Jeanel Alvarado, founder and CEO of the retail news platform, RetailBoss, shares that “unlike traditional retailers who mark up prices to maximize profits, Temu operates differently. It connects consumers directly with manufacturers selling via its app, allowing purchases to be made at wholesale prices. The savings from this direct-to-consumer approach are then passed on to the customers, resulting in significantly lower prices.”
However, to attract consumers, the brand is willing to initially lose money by offering deep discounts especially for new users. Meanwhile, influencers and affiliates can even earn credits towards free merchandise when consumers use their affiliate codes to place orders.
So, while Temu might lose money initially, offering deep discounts increases the total value per order as shoppers add more items to their carts. Likewise, even return customers can snag discounts to lower their overall cart value — ensuring repeat business. But the drawback is that often manufacturers using Temu to promote their wares do not have the final say on pricing. Temu artificially keeps product prices low, meaning that even manufacturers might be losing money on those incoming orders.
The De Minimis Loophole
This is the most controversial and most plausible reason for why Temu chooses to slash prices and hungrily courts the international (and especially U.S.) market. The de minimis loophole is a U.S. regulation that states an importer does not have to have items inspected by customs or pay taxes, duties or fees if the total value of the incoming package is under $800 USD. Since items are not being shipped in bulk, but instead are shipped to individual consumers, it’s highly unlikely that — given how deeply discounted much of the merchandise is — one person will have a total order value over $800.
If a customer even casually browse Temu’s website or app, they will realize fairly quickly that while there is a ton of options, most likely they are brands never heard of that are being promoted. This is by design, since the marketplace is basically allowing manufacturers (that normally produce en masse for other established brands) to also sell directly to consumers.
While this does mean buyers can snag a cheaper item, it also means there is a good chance of buying knock-offs. Alternatively, given the business model, there have also been complaints of poorly made items that either are nothing like the product description or fall apart after minimal use.
Should One Shop At Temu?
Assuming there are issues with the ethical implications of fast fashion, the jury is still out on whether Temu will pivot like Shein did or remain firmly in the dropshipping category. Reviews are mixed on the brand as some people feel that the quality is fine and ship times are reasonable (usually around 10 days from placing the order) while others dislike the longer ship windows. Jeanel Alverado adds that “the excitement of a heavily discounted purchase may dwindle if shoppers have to wait weeks to receive their items. This could lead to buyer’s remorse, order cancellations, or refund requests due to shipping delays.”

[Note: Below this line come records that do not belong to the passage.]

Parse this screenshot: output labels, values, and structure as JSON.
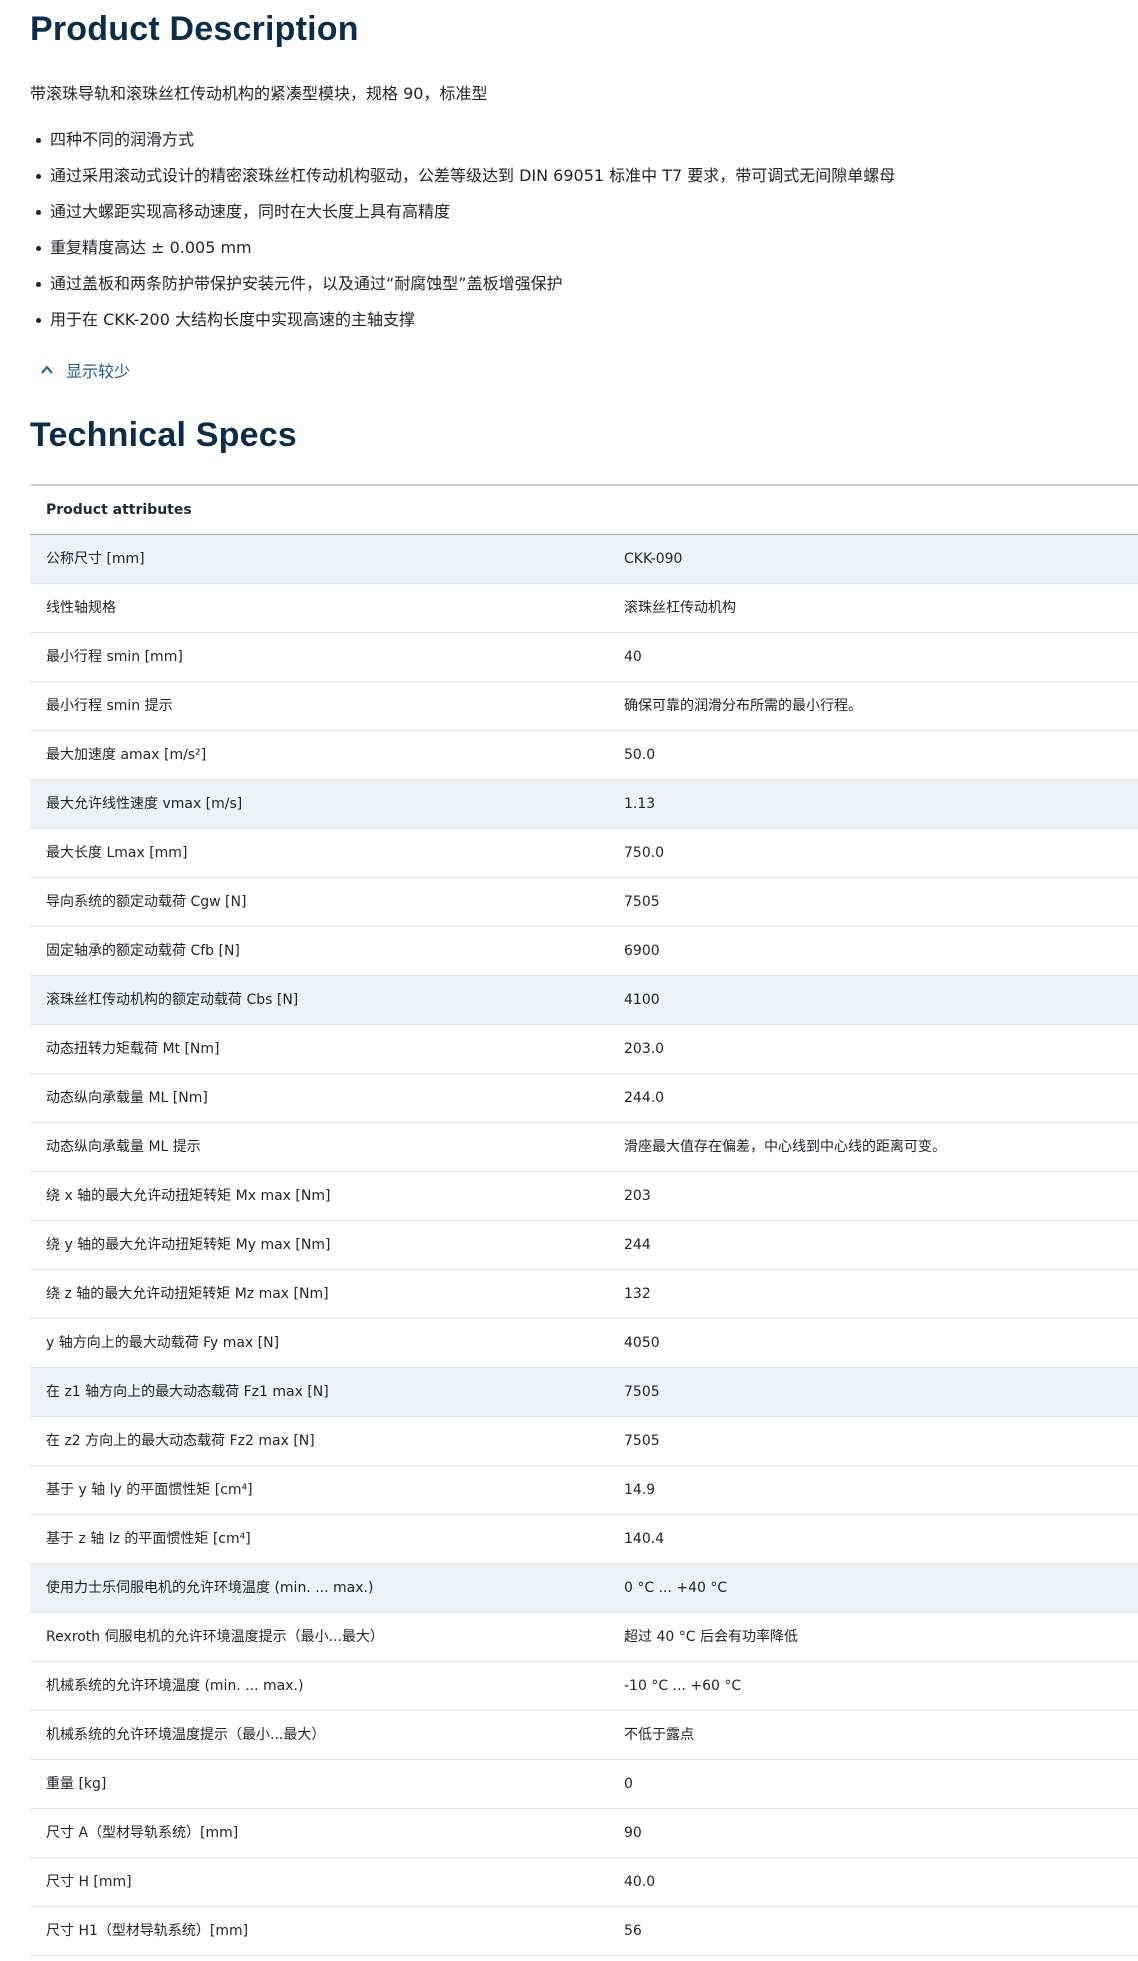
{
  "description": {
    "title": "Product Description",
    "intro": "带滚珠导轨和滚珠丝杠传动机构的紧凑型模块，规格 90，标准型",
    "bullets": [
      "四种不同的润滑方式",
      "通过采用滚动式设计的精密滚珠丝杠传动机构驱动，公差等级达到 DIN 69051 标准中 T7 要求，带可调式无间隙单螺母",
      "通过大螺距实现高移动速度，同时在大长度上具有高精度",
      "重复精度高达 ± 0.005 mm",
      "通过盖板和两条防护带保护安装元件，以及通过“耐腐蚀型”盖板增强保护",
      "用于在 CKK-200 大结构长度中实现高速的主轴支撑"
    ],
    "show_less_label": "显示较少",
    "show_less_icon": "chevron-up-icon",
    "accent_color": "#1c5d86"
  },
  "specs": {
    "title": "Technical Specs",
    "table_header": "Product attributes",
    "rows": [
      {
        "key": "公称尺寸 [mm]",
        "value": "CKK-090",
        "shaded": true
      },
      {
        "key": "线性轴规格",
        "value": "滚珠丝杠传动机构",
        "shaded": false
      },
      {
        "key": "最小行程 smin [mm]",
        "value": "40",
        "shaded": false
      },
      {
        "key": "最小行程 smin 提示",
        "value": "确保可靠的润滑分布所需的最小行程。",
        "shaded": false
      },
      {
        "key": "最大加速度 amax [m/s²]",
        "value": "50.0",
        "shaded": false
      },
      {
        "key": "最大允许线性速度 vmax [m/s]",
        "value": "1.13",
        "shaded": true
      },
      {
        "key": "最大长度 Lmax [mm]",
        "value": "750.0",
        "shaded": false
      },
      {
        "key": "导向系统的额定动载荷 Cgw [N]",
        "value": "7505",
        "shaded": false
      },
      {
        "key": "固定轴承的额定动载荷 Cfb [N]",
        "value": "6900",
        "shaded": false
      },
      {
        "key": "滚珠丝杠传动机构的额定动载荷 Cbs [N]",
        "value": "4100",
        "shaded": true
      },
      {
        "key": "动态扭转力矩载荷 Mt [Nm]",
        "value": "203.0",
        "shaded": false
      },
      {
        "key": "动态纵向承载量 ML [Nm]",
        "value": "244.0",
        "shaded": false
      },
      {
        "key": "动态纵向承载量 ML 提示",
        "value": "滑座最大值存在偏差，中心线到中心线的距离可变。",
        "shaded": false
      },
      {
        "key": "绕 x 轴的最大允许动扭矩转矩 Mx max [Nm]",
        "value": "203",
        "shaded": false
      },
      {
        "key": "绕 y 轴的最大允许动扭矩转矩 My max [Nm]",
        "value": "244",
        "shaded": false
      },
      {
        "key": "绕 z 轴的最大允许动扭矩转矩 Mz max [Nm]",
        "value": "132",
        "shaded": false
      },
      {
        "key": "y 轴方向上的最大动载荷 Fy max [N]",
        "value": "4050",
        "shaded": false
      },
      {
        "key": "在 z1 轴方向上的最大动态载荷 Fz1 max [N]",
        "value": "7505",
        "shaded": true
      },
      {
        "key": "在 z2 方向上的最大动态载荷 Fz2 max [N]",
        "value": "7505",
        "shaded": false
      },
      {
        "key": "基于 y 轴 ly 的平面惯性矩 [cm⁴]",
        "value": "14.9",
        "shaded": false
      },
      {
        "key": "基于 z 轴 lz 的平面惯性矩 [cm⁴]",
        "value": "140.4",
        "shaded": false
      },
      {
        "key": "使用力士乐伺服电机的允许环境温度 (min. ... max.)",
        "value": "0 °C ... +40 °C",
        "shaded": true
      },
      {
        "key": "Rexroth 伺服电机的允许环境温度提示（最小...最大）",
        "value": "超过 40 °C 后会有功率降低",
        "shaded": false
      },
      {
        "key": "机械系统的允许环境温度 (min. ... max.)",
        "value": "-10 °C ... +60 °C",
        "shaded": false
      },
      {
        "key": "机械系统的允许环境温度提示（最小...最大）",
        "value": "不低于露点",
        "shaded": false
      },
      {
        "key": "重量 [kg]",
        "value": "0",
        "shaded": false
      },
      {
        "key": "尺寸 A（型材导轨系统）[mm]",
        "value": "90",
        "shaded": false
      },
      {
        "key": "尺寸 H [mm]",
        "value": "40.0",
        "shaded": false
      },
      {
        "key": "尺寸 H1（型材导轨系统）[mm]",
        "value": "56",
        "shaded": false
      }
    ]
  }
}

Meanwhile, others note that some products are cheaply made, or orders are never delivered. It is clear that the online marketplace has potential, but still has plenty of growing pains to address before it can legitimately vie for a top spot within the fast fashion category.